Fallon: Brown & Sharpe was sold in the early ’90s to a competitor in Sweden, Hexagon AB. Did Henry Sharpe Jr. ever regret doing that?
Carbone: He knew at that point, you know, there weren’t many options. You know, if you look at the early 1980s, regardless of the strike, at that time in the early ’80s, 80% of US machine tool workers lost their jobs. So had there been no strike, Brown & Sharpe still would have got out of the machine tools business.
Fallon: Anything you want to add?

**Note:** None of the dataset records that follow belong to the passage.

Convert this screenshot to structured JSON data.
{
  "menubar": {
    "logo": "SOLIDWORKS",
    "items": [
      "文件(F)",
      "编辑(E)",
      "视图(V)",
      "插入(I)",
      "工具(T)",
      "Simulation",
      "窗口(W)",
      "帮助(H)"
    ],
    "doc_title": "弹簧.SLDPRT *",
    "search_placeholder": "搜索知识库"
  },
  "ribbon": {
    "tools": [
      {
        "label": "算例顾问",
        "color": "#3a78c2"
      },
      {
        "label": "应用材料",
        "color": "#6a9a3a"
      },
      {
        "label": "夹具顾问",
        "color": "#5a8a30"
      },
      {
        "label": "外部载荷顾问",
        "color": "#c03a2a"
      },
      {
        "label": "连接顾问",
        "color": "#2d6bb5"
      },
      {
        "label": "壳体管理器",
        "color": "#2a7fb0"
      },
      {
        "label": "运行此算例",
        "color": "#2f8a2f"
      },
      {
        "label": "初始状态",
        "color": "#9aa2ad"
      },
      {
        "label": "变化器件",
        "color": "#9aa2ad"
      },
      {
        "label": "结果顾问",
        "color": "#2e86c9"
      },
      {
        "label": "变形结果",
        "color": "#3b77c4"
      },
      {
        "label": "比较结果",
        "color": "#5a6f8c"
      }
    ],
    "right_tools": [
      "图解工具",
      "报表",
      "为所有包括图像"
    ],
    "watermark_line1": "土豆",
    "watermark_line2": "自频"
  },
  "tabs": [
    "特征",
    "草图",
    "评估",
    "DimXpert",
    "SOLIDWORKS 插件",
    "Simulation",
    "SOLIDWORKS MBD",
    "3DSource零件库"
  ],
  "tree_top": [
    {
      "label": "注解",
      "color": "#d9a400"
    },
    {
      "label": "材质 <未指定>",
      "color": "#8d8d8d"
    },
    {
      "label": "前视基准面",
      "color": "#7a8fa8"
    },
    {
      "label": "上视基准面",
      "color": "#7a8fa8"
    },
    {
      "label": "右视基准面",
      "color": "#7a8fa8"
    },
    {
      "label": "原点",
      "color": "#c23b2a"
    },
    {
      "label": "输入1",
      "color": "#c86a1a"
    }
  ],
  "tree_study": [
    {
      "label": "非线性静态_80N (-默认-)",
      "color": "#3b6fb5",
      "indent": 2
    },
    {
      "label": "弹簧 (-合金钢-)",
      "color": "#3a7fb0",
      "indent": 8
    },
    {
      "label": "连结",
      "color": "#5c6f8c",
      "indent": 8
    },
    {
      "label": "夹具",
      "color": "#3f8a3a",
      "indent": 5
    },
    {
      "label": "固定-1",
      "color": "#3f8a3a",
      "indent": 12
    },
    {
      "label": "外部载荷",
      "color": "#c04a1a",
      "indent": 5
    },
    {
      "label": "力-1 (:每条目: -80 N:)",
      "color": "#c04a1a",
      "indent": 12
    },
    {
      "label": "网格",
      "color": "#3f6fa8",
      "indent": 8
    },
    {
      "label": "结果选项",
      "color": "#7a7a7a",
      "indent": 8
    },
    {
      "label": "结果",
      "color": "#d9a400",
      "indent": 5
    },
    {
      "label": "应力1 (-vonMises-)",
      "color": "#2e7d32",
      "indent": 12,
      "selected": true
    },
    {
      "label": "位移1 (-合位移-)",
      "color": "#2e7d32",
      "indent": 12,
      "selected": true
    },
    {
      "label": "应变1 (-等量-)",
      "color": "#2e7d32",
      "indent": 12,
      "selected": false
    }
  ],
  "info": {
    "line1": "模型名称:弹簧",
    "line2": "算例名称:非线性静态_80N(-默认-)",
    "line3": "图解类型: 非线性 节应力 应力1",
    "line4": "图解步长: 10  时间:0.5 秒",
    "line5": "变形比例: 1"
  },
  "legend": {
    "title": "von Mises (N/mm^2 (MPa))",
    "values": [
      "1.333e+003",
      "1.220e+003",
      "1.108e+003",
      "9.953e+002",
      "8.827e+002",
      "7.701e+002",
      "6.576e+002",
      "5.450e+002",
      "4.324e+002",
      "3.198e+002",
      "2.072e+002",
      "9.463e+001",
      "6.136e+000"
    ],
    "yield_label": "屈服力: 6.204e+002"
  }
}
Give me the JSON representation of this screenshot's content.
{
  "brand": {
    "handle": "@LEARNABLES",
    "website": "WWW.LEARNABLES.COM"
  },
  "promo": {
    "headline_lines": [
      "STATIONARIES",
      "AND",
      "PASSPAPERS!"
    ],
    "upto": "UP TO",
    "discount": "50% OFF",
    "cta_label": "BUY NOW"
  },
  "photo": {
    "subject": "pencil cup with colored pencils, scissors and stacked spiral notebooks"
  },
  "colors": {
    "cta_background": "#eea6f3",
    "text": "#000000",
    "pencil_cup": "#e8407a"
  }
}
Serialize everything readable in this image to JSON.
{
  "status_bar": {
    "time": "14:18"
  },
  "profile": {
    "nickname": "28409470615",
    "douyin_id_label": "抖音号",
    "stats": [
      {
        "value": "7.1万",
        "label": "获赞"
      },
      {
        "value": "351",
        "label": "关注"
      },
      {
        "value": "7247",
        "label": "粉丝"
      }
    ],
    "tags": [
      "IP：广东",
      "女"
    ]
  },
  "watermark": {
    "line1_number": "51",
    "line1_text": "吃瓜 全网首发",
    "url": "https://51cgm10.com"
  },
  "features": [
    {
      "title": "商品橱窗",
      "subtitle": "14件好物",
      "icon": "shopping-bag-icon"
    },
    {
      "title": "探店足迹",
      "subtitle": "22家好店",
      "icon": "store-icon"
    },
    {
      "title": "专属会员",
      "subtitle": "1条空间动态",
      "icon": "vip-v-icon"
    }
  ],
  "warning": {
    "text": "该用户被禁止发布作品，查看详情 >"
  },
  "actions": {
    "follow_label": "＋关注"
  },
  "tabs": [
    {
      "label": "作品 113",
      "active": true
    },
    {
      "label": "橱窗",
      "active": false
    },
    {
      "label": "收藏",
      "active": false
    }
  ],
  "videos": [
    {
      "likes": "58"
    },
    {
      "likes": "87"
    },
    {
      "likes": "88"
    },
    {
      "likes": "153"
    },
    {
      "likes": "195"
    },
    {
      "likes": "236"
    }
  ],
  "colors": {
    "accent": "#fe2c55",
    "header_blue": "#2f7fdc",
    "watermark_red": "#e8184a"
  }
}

Carbone: Rick Greenwood from the Providence Preservation Society pointed out that Brown & Sharpe’s embedded capital is still alive in the landscape of Rhode Island and Providence today. And what he meant by embedded capital was the buildings and the parks, such as India Point Park, that Brown & Sharpe and its people built and funded – like Joseph Brown, one of the originators of Brown & Sharpe, and who founded the company in 1830. On his death, he gave $10,000 to the Providence Public Library before there was even a library, just to get one started. Jane Brown, his wife, the Jane Brown wing of the hospital is named after her. … So they’re all over. They started the Providence Journal company. They bought the Providence Journal, incorporated the company in 1880, and that’s really where they made most of their money, by the end of it.
Fallon: Ged Carbone, author of Brown & Sharpe and the Measure of American Industry. It’s been a pleasure talking.
Carbone: Nice to talk to you, Dave.
Fallon: Thank you very much. This is The Public’s Radio.
Disclosure: Henry and his wife Peggy Sharpe were instrumental in starting an independent Rhode Island Public Radio, The Public’s Radio, and through the years have been major financial supporters.